REQUIRED ACTION.
The lines below that include "TALLETUS" are to be found and copied.

**********

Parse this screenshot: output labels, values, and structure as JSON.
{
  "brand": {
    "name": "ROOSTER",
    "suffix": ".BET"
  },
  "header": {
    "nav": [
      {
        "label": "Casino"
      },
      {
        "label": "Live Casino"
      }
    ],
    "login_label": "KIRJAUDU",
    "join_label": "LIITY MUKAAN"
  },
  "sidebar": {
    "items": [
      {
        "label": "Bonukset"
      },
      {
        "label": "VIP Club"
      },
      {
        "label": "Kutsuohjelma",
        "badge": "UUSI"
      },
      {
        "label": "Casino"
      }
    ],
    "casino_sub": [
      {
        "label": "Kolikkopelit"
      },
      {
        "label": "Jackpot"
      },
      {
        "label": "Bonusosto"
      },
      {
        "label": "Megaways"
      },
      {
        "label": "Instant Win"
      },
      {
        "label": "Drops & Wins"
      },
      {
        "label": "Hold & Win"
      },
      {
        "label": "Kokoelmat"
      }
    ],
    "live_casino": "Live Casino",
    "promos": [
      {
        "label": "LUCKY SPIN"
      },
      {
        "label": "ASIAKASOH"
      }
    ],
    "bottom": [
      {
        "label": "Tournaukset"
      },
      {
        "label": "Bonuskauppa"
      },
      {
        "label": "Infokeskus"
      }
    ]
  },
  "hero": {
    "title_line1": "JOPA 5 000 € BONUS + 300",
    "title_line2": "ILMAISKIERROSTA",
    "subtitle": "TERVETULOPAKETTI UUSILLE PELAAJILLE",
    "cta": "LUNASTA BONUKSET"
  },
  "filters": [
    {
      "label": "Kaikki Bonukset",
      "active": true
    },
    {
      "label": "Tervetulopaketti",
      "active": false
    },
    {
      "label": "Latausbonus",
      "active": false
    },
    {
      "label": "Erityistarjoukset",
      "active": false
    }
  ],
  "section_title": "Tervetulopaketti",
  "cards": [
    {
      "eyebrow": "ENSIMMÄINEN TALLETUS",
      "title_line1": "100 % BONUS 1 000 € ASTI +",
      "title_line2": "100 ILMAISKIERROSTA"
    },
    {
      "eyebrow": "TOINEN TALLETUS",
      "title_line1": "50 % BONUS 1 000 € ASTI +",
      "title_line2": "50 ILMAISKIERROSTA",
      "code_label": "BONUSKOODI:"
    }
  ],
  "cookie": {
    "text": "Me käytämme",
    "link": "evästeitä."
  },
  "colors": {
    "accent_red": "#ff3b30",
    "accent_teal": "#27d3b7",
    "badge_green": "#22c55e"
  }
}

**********

WRITTEN RESPONSE.
      "eyebrow": "ENSIMMÄINEN TALLETUS",
      "eyebrow": "TOINEN TALLETUS",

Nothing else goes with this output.